EXERCISE PROMPT ▸ Copy each line containing "fraction" from the listing below.

RECORDS FOR THE TASK ▸
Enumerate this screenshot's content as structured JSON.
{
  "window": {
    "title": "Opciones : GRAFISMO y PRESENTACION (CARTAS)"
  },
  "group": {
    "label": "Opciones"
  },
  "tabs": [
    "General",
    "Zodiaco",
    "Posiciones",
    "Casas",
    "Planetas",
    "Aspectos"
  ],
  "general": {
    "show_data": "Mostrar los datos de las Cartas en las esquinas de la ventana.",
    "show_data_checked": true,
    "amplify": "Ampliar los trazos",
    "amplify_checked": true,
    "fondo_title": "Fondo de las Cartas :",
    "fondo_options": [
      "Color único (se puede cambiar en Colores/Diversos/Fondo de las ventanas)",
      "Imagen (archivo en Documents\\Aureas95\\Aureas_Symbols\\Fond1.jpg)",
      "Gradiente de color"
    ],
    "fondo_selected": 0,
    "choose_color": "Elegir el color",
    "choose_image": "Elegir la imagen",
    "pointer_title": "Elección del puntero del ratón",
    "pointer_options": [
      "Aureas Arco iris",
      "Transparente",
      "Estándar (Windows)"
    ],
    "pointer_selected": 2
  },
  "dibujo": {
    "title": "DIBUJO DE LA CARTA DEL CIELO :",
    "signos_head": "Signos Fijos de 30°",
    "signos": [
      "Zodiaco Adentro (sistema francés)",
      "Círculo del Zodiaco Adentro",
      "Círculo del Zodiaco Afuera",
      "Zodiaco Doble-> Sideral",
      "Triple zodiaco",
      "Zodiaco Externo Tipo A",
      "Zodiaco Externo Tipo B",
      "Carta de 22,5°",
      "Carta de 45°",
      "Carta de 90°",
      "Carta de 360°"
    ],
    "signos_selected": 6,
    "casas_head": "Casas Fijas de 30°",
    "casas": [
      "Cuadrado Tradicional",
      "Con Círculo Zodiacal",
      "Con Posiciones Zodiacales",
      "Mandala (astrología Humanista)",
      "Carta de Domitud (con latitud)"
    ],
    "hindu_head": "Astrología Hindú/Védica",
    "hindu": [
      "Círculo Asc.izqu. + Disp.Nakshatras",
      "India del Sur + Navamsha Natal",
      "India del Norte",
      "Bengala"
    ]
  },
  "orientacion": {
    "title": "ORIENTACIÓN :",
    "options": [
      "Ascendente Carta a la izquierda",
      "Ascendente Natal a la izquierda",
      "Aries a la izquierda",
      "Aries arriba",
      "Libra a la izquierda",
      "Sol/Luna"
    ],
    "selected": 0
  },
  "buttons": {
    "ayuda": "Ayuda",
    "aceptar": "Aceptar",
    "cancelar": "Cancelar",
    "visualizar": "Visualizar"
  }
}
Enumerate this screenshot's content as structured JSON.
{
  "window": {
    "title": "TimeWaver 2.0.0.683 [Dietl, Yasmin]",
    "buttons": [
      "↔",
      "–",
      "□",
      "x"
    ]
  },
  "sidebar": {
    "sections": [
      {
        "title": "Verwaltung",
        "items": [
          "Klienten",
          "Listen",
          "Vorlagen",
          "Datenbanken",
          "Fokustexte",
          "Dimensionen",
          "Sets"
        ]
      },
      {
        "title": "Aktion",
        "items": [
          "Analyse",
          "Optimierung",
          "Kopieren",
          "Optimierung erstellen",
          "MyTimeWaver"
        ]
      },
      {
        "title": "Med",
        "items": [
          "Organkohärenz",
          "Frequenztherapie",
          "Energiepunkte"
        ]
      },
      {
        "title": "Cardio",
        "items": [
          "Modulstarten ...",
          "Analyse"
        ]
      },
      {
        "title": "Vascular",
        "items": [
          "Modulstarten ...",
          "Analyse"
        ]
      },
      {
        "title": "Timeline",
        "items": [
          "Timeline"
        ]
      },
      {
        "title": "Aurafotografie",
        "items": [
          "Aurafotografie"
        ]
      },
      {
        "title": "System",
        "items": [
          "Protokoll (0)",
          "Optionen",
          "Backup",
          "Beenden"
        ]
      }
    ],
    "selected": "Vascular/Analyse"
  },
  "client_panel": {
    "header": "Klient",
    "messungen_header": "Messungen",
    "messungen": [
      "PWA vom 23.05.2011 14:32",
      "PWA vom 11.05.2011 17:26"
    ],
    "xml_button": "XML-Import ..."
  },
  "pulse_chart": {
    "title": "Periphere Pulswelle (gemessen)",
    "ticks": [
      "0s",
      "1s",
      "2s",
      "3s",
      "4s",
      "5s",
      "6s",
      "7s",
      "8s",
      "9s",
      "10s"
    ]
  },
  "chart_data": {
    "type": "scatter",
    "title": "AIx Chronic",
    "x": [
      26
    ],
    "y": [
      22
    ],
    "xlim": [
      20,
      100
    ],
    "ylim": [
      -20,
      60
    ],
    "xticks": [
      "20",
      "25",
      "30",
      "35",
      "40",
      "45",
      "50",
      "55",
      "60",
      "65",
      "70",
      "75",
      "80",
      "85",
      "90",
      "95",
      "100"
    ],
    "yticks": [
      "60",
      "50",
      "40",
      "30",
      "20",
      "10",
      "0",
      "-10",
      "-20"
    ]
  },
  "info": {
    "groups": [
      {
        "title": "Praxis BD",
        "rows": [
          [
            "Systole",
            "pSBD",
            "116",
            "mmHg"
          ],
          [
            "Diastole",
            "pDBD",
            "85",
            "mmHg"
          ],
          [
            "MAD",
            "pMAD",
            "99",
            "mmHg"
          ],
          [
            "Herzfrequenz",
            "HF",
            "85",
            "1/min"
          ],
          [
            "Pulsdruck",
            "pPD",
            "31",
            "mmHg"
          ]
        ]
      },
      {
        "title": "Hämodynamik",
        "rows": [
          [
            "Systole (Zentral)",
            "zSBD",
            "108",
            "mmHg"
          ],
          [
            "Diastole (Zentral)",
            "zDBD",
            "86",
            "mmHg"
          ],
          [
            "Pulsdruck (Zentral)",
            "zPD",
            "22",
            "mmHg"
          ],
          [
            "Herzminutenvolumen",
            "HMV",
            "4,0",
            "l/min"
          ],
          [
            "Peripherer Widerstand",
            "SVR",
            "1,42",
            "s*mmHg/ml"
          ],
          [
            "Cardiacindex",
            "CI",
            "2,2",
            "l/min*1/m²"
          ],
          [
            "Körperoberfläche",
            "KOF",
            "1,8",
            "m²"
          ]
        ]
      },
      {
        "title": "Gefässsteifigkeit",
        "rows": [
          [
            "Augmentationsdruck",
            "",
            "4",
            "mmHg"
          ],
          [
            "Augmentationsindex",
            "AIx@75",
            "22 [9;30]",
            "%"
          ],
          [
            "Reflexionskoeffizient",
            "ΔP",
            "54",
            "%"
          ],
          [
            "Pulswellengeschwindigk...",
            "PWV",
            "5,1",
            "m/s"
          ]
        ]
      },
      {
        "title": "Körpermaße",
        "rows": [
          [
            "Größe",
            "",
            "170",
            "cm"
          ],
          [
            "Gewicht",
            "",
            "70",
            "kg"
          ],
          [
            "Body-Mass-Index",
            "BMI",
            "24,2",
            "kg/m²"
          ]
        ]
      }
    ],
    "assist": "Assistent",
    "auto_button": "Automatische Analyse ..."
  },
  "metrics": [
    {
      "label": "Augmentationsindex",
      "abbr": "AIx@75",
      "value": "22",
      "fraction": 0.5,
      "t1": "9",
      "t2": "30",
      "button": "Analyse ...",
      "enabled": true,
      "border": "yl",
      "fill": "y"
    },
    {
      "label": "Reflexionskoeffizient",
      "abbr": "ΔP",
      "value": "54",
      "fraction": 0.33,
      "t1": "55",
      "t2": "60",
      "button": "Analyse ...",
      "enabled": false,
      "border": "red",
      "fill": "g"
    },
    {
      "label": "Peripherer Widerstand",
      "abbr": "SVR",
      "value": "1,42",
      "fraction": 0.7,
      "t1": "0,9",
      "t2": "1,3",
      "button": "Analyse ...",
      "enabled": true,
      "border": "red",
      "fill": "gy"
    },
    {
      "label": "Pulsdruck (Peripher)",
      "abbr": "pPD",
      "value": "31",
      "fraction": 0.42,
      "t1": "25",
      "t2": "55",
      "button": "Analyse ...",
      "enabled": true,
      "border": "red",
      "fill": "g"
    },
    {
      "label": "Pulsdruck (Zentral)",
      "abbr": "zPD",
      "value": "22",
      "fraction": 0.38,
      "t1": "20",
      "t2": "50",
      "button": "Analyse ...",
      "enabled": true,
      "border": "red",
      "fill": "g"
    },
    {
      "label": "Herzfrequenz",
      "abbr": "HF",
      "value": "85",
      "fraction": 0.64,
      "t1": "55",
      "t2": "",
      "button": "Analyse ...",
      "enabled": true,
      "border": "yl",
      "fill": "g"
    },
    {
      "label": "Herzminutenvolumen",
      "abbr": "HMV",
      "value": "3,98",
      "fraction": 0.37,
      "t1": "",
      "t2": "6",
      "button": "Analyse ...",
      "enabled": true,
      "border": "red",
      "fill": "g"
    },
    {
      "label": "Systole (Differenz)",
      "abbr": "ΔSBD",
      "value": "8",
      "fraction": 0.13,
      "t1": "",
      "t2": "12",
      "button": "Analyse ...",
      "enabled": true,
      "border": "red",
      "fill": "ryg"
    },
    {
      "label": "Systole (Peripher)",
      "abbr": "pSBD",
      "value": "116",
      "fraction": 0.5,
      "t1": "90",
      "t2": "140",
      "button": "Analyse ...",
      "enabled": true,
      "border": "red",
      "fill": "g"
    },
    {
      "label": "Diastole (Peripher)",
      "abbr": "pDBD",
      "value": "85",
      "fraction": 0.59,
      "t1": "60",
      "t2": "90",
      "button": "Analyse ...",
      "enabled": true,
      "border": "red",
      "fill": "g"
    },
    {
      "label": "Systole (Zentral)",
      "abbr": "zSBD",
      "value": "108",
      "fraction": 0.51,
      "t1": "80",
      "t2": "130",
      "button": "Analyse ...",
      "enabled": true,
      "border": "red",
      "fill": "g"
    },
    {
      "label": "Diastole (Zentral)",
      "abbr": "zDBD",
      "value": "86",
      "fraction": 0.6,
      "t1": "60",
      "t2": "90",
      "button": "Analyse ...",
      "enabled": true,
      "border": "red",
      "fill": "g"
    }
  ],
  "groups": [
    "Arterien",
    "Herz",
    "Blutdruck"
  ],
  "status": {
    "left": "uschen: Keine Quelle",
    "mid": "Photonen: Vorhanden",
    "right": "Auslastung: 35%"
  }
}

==

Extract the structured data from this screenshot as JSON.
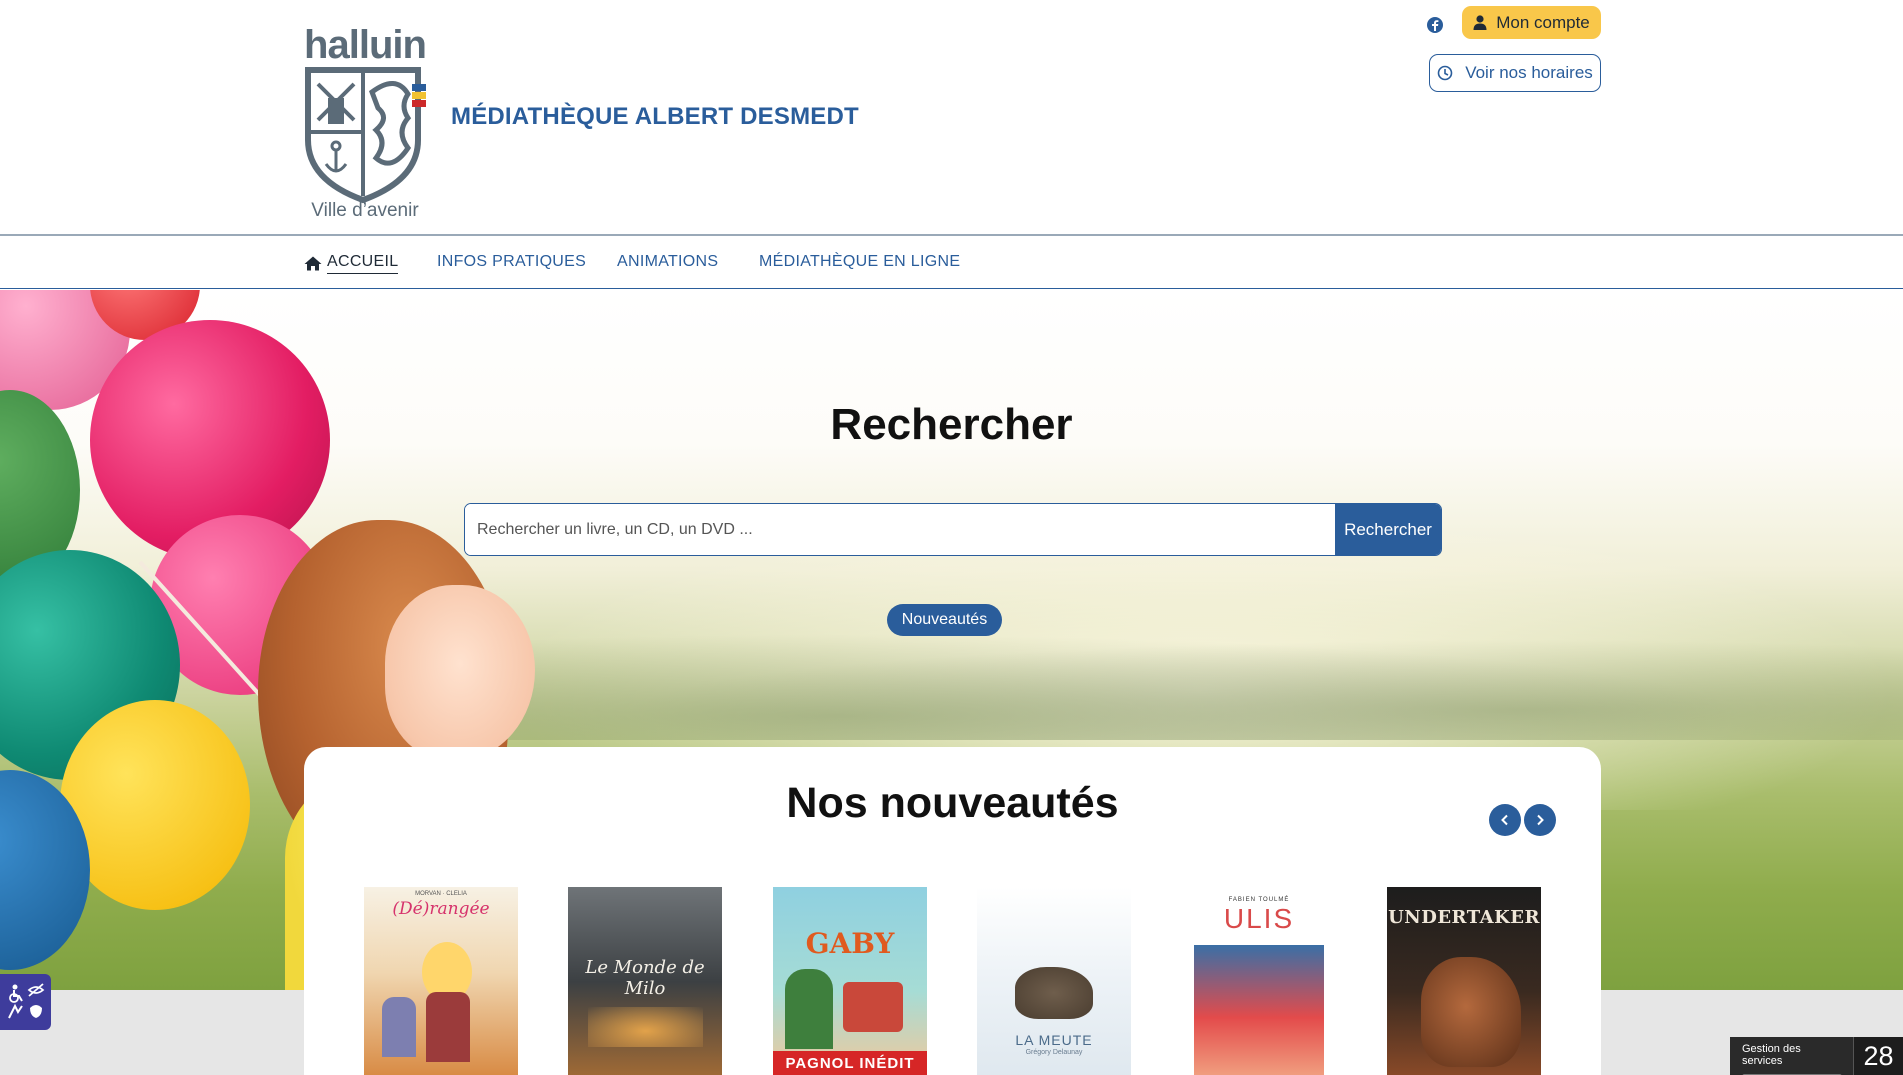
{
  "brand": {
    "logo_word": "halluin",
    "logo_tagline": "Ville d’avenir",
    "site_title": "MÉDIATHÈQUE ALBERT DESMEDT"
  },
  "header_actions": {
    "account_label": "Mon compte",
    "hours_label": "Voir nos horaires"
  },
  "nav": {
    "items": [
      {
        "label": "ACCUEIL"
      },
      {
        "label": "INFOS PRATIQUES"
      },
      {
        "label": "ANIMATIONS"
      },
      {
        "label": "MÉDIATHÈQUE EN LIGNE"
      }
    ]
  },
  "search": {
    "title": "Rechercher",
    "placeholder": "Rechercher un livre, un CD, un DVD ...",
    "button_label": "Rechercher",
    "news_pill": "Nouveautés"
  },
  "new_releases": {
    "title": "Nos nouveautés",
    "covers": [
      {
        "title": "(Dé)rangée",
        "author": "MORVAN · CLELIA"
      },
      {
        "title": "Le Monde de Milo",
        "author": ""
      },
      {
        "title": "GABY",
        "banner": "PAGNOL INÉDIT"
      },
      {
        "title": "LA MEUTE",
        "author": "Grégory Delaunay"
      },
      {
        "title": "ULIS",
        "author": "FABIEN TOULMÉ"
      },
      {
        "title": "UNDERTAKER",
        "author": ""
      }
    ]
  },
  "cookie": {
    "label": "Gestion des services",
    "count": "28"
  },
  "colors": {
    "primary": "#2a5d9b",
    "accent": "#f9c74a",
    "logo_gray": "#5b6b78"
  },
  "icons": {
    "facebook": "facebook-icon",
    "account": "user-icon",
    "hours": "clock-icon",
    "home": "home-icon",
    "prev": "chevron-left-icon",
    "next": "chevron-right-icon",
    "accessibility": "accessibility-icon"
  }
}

REPLY ▸
      "fraction": 0.5,
      "fraction": 0.33,
      "fraction": 0.7,
      "fraction": 0.42,
      "fraction": 0.38,
      "fraction": 0.64,
      "fraction": 0.37,
      "fraction": 0.13,
      "fraction": 0.5,
      "fraction": 0.59,
      "fraction": 0.51,
      "fraction": 0.6,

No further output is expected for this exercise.